Figure 3: Timer2 on the ATmega8

Timer/Counter2 is the preferred timer among programmers for short time delays.  It can run in Normal mode (0xFF) or CTC modes.

In normal mode TOV2 can generate a Overflow interrupt.  In order to activate the timer1 overflow interrupts you need to SET(1) the TOIE2 bit within the TIMSK register.

In CTC mode OCIF2 can generate an interrupt when it detects a compare match.  In order to activate the timer1 CTC interrupt SET(1) the OCF2 bit within the TIMSK register.

 7 bit 6 bit 5 bit 4 bit 3 bit 2 bit 1 bit 0 bit TCCR2 FOC2 WGM21 COM21 COM20 WGM20 CS22 CS21 CS20
Timer/Counter Control Register 2

 CS22 CS21 CS20 DESCRIPTION 0 0 0 Timer/Counter2 Disabled 0 0 1 No Prescaling 0 1 0 Clock / 8 0 1 1 Clock / 32 1 0 0 Clock / 64 1 0 1 Clock / 128 1 1 0 Clock / 256 1 1 1 Clock / 1024
CS bits

 MODE WGM21 WGM20 DESCRIPTION TOP 0 0 0 Normal 0xFF 1 0 1 PWM Phase Corrected 2 1 0 CTC OCR2 3 1 1 Fast PWM
Waveform Generator Mode bits

 7 bit 6 bit 5 bit 4 bit 3 bit 2 bit 1 bit 0 bit TIMSK OCIE2 TOIE2 TICIE1 OCIE1A OCIE1B TOIE1 - TOIE0

 7 bit 6 bit 5 bit 4 bit 3 bit 2 bit 1 bit 0 bit TIFR OCF2 TOV2 ICF1 OCF1A OCF1B TOV1 - TOV0
Timer/Counter Interrupt Flag Register

 7 bit 6 bit 5 bit 4 bit 3 bit 2 bit 1 bit 0 bit TCNT2
Timer/Counter Register (stores the counter value)

 7 bit 6 bit 5 bit 4 bit 3 bit 2 bit 1 bit 0 bit OCR2
Output Compare Register (stores the compare value)

Software:

`// this code sets up timer2 for a 250us  @ 16Mhz Clock`

`#include <avr/io.h>`
#include <avr/interrupt.h>

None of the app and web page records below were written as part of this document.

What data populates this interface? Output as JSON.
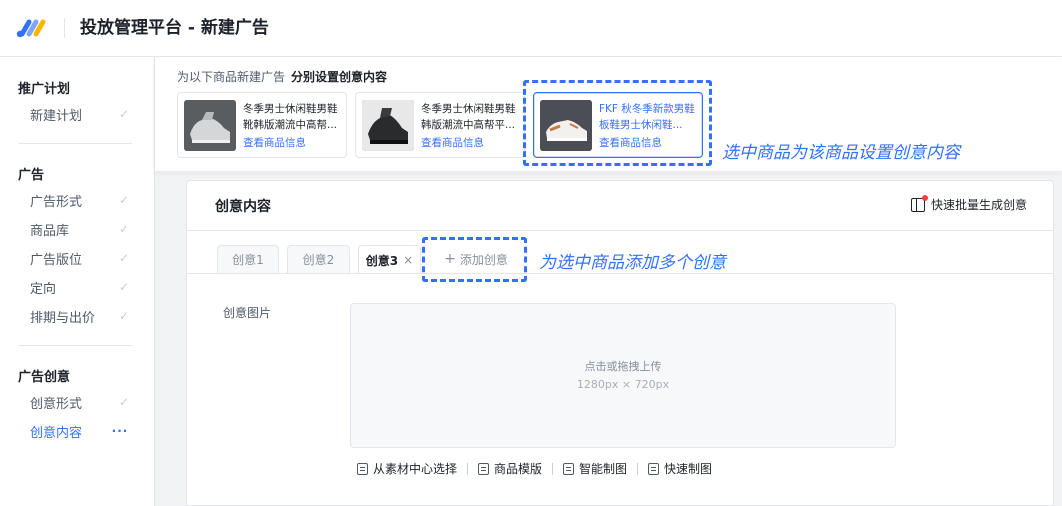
{
  "header": {
    "title": "投放管理平台 - 新建广告"
  },
  "sidebar": {
    "groups": [
      {
        "label": "推广计划",
        "items": [
          {
            "label": "新建计划",
            "mark": "✓"
          }
        ]
      },
      {
        "label": "广告",
        "items": [
          {
            "label": "广告形式",
            "mark": "✓"
          },
          {
            "label": "商品库",
            "mark": "✓"
          },
          {
            "label": "广告版位",
            "mark": "✓"
          },
          {
            "label": "定向",
            "mark": "✓"
          },
          {
            "label": "排期与出价",
            "mark": "✓"
          }
        ]
      },
      {
        "label": "广告创意",
        "items": [
          {
            "label": "创意形式",
            "mark": "✓"
          },
          {
            "label": "创意内容",
            "mark": "···"
          }
        ]
      }
    ]
  },
  "strip": {
    "title": "为以下商品新建广告",
    "title_strong": "分别设置创意内容",
    "products": [
      {
        "name": "冬季男士休闲鞋男鞋靴韩版潮流中高帮...",
        "link": "查看商品信息"
      },
      {
        "name": "冬季男士休闲鞋男鞋韩版潮流中高帮平...",
        "link": "查看商品信息"
      },
      {
        "name": "FKF 秋冬季新款男鞋板鞋男士休闲鞋...",
        "link": "查看商品信息"
      }
    ],
    "annotation": "选中商品为该商品设置创意内容"
  },
  "content": {
    "title": "创意内容",
    "quick_gen": "快速批量生成创意",
    "tabs": [
      {
        "label": "创意1"
      },
      {
        "label": "创意2"
      },
      {
        "label": "创意3",
        "close": "×"
      }
    ],
    "add_tab": "添加创意",
    "add_plus": "+",
    "annotation": "为选中商品添加多个创意",
    "field_label": "创意图片",
    "upload_main": "点击或拖拽上传",
    "upload_sub": "1280px × 720px",
    "tools": [
      "从素材中心选择",
      "商品模版",
      "智能制图",
      "快速制图"
    ]
  },
  "colors": {
    "accent": "#3370ff",
    "border": "#e5e6eb",
    "muted": "#86909c"
  }
}
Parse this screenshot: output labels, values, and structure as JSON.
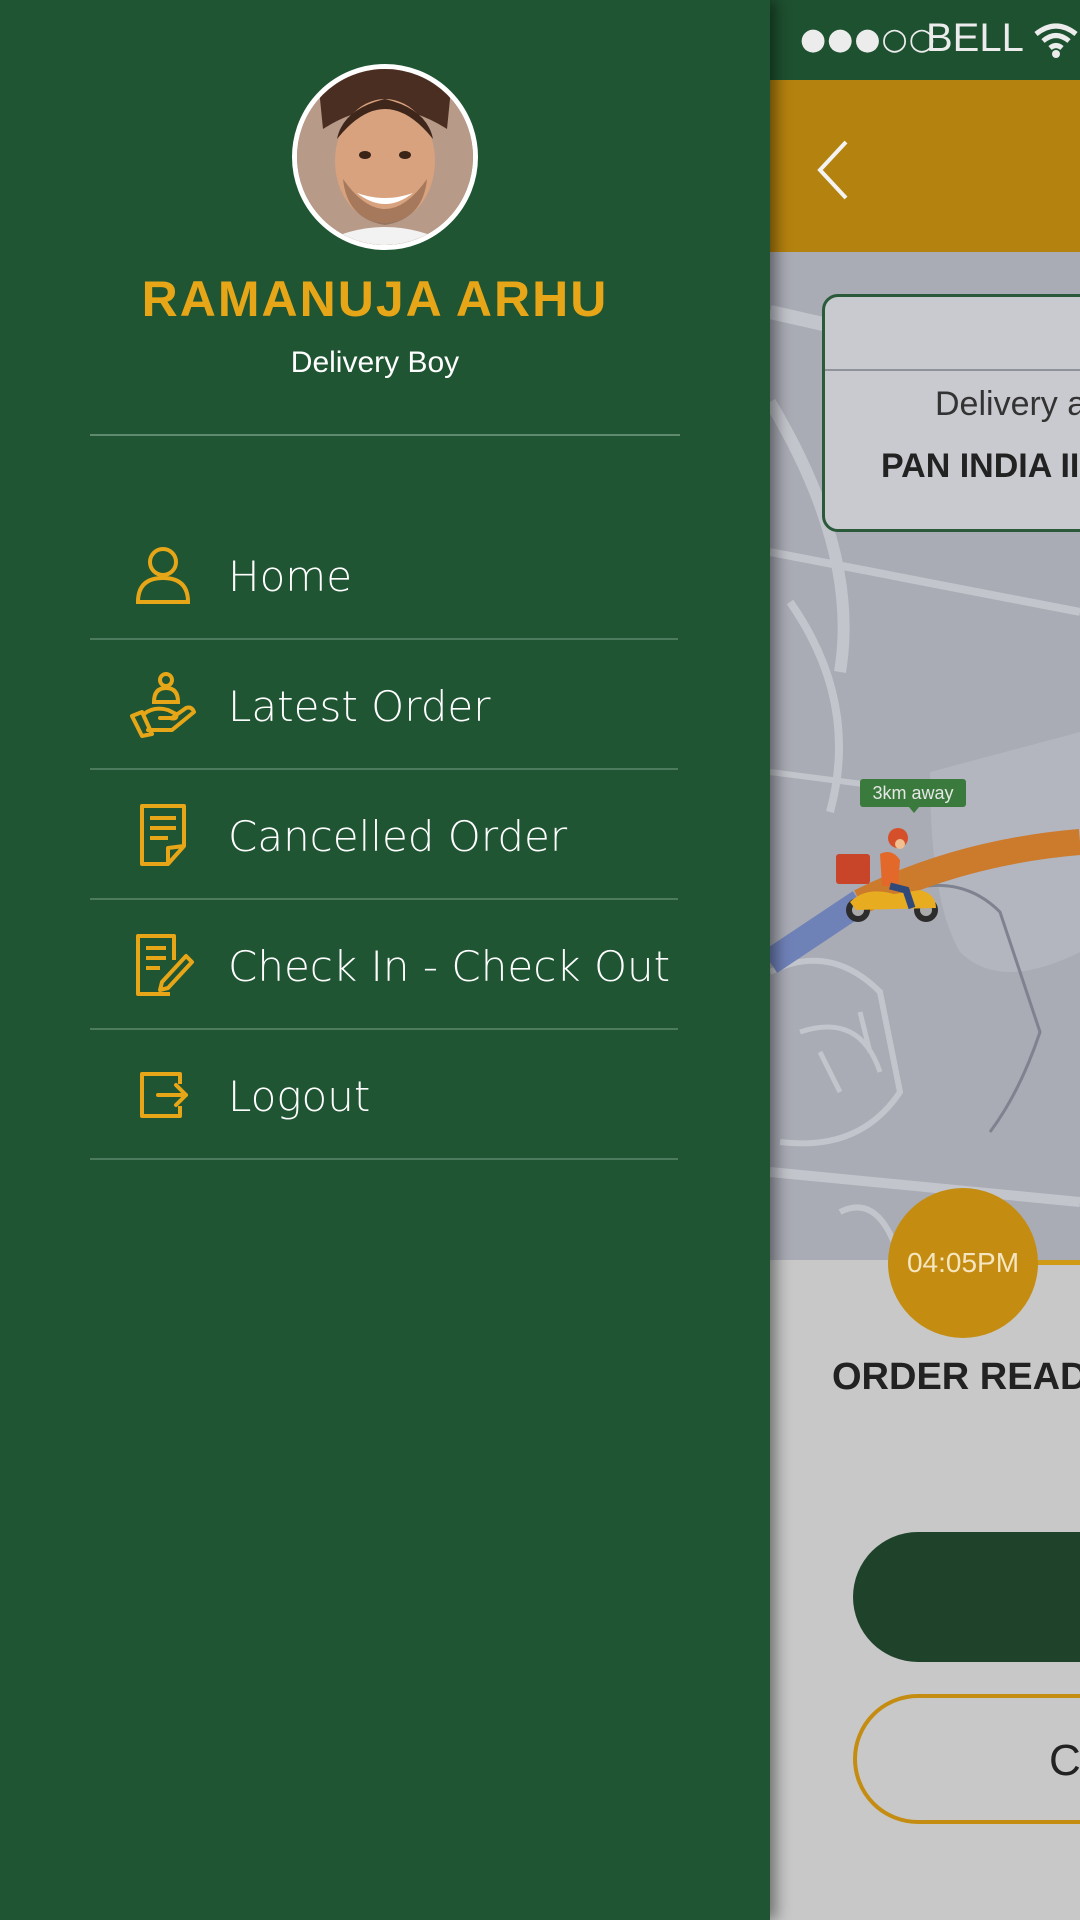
{
  "status_bar": {
    "signal": "●●●○○",
    "carrier": "BELL"
  },
  "map": {
    "card": {
      "delivery_label": "Delivery a",
      "delivery_address": "PAN INDIA II"
    },
    "distance_badge": "3km away",
    "route_colors": {
      "traveled": "#6f82b8",
      "remaining": "#cc7a2c"
    }
  },
  "order": {
    "time": "04:05PM",
    "status": "ORDER READY",
    "secondary_button_label": "C"
  },
  "drawer": {
    "user": {
      "name": "RAMANUJA ARHU",
      "role": "Delivery Boy"
    },
    "menu": [
      {
        "label": "Home",
        "icon": "user-icon"
      },
      {
        "label": "Latest Order",
        "icon": "hand-delivery-icon"
      },
      {
        "label": "Cancelled Order",
        "icon": "document-icon"
      },
      {
        "label": "Check In - Check Out",
        "icon": "edit-document-icon"
      },
      {
        "label": "Logout",
        "icon": "logout-icon"
      }
    ]
  },
  "colors": {
    "drawer_bg": "#1f5533",
    "accent": "#e6a617",
    "app_bar": "#b4820f",
    "status_bar": "#1e5130",
    "primary_button": "#1f432a"
  }
}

`int main(void)`
`{`
`    OCR2 = 62;`

`    TCCR2 |= (1 << WGM21);`
`    // Set to CTC Mode`

`    ``TIMSK |= (1 <<`` OCIE2);`
`    ``//Set interrupt on compare match`

`    ``TCCR2 |= (1 << CS21);`
`    ``// set prescaler to 64 and starts PWM`

`    ``sei();    // enable interrupts`

`    ``while (1)`
`    ``{`
`    ``    ``// we have a working timer`
`    ``}`
`}`

`ISR (TIMER2_COMP_vect)`
`{`
`    // action to be done every 250us `
`}`

Can't type playing Psyconauts.

Cheers.
Q